full name / name of organization:
Louise Detwiler / Salisbury University
Testimonio 2.0: Endless Voice?
Within the past decade, many renowned scholars of Latin American testimonio, including Beverley, Sklodowska, and Nance, have either questioned its effectiveness in documenting and promoting social change or gone so far as to make a case for this genre’s demise. Their scholarship is often based on testimonio a la Miguel Barnet or Rigoberta Menchú—traditional paradigms that once defined the genre according to early critics Yúdice and Zimmerman—and therefore relies on certain classic boundaries and origins.

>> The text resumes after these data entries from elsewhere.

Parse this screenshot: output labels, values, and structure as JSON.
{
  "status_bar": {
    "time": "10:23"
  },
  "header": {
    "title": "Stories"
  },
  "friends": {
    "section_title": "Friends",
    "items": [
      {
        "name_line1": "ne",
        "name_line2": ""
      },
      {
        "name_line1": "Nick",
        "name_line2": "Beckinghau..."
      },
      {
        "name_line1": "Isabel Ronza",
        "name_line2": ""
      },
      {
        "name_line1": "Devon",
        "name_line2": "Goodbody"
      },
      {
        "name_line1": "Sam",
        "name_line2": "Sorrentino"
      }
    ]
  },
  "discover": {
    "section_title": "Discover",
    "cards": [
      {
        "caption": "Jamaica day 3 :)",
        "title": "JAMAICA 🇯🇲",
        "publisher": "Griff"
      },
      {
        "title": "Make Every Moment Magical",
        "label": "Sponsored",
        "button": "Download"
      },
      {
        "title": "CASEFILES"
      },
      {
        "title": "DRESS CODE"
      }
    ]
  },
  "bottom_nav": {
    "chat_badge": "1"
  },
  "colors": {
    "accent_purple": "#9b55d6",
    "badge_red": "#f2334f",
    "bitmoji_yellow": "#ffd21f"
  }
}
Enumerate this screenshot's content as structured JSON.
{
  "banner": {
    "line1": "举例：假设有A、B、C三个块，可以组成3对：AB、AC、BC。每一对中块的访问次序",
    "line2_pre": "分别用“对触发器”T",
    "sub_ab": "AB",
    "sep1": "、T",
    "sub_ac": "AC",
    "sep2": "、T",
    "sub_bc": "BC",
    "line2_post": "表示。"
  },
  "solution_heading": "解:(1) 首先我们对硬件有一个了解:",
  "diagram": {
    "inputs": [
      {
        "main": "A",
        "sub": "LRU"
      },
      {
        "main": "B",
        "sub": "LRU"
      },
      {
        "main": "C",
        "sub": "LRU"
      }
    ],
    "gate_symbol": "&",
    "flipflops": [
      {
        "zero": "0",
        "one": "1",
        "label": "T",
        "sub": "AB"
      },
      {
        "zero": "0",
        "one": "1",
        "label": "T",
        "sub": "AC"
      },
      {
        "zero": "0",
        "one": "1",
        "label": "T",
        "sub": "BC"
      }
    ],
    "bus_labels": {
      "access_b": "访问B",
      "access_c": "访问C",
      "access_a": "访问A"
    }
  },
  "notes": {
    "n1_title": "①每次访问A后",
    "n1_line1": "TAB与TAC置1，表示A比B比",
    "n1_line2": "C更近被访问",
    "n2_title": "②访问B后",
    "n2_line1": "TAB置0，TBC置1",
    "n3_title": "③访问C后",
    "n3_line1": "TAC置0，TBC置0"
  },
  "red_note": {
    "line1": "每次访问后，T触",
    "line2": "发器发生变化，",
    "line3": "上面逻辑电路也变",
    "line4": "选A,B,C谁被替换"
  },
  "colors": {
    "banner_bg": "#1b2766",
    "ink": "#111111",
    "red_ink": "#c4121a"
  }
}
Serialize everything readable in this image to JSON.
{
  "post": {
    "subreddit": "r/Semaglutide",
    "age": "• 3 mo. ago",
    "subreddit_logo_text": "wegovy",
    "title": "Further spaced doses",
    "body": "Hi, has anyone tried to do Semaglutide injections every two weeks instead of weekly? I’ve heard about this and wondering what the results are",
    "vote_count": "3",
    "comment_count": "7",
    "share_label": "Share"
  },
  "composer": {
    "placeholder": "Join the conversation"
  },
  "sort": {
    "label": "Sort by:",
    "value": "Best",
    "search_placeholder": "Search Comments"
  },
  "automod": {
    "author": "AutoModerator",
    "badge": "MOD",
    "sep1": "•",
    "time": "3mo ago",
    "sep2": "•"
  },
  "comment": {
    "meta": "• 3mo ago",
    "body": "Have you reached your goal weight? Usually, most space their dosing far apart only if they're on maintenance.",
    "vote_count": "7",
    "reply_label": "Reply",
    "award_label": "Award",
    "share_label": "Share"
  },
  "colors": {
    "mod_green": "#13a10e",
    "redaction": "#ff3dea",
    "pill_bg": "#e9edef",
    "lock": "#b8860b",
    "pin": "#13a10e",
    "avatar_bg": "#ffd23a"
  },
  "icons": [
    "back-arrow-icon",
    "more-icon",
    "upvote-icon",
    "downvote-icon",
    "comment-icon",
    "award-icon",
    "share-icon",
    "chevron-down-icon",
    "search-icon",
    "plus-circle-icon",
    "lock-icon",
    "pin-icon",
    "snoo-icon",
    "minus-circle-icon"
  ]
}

While broader understandings of testimonio, such as the chronicles and the picaresque novel, have been wide ranging and based on long-standing issues of production and reception, most testimonio criticism assumes the central roles of the witness/testigo and a poetics of urgency to recount a contestatory narrative.
With Testimonio 2.0: Endless Voice?, the editors seek to compile a collection of essays which explores a trajectory of novel articulations for testimonio and/or a trajectory of distancing from the genre. These paths might mean a new generation of testimonio and testimonio scholarship, for example, or simply the era of post-testimonio. Instead of anchoring testimonio upon the traditional testigo, can we perhaps shift our critical gaze elsewhere within literature and other discourses of representation, such as cinema, in order to reconceptualize the act of witnessing? Further, can we situate testimonio within sociocultural fields such as the geography of urban landscapes as marked by memory through monuments, posters, and the graffiti of public spaces? Can we consider geography in general as a kind of witness to history by way of ecotestimonios? What of the oral interview which then relies upon transcription and the written word? Can we locate testimonio as well in other fields of meaning production such as the pictogram, the photograph, or in computer-generated animation and graphics? Do cyborgs have testimonios to share within alternative realities that belie common concepts of time and space? Is testimonio, in fact, grounded in a Western notion of time? Instead of the metaphor of time as an arrow wherein narrative has a discrete past, present, and future, may we perhaps embrace the more ancient notion of time as cyclical? Under this paradigm, the future can be remembered and witnessed as prophecy. Can prophecy be testimonio? Perhaps most importantly, what common discursive markers are shared by these two potential generations and/or between testimonio and post-testimonio?
To be considered for this collection, please send an abstract of 300-500 words with bibliography and abbreviated CV to both Louise Detwiler (firstname.lastname@example.org) and Janis Breckenridge (email@example.com) by December 1st, 2010. We encourage submissions from across cultures, but can only consider essays in English, with quotes translated into English. Potential contributors will be chosen on the basis of their abstracts, although acceptance of an abstract does not guarantee inclusion into the final volume. Completed essays (approximately 6000 words) should be submitted by March 1st, 2011.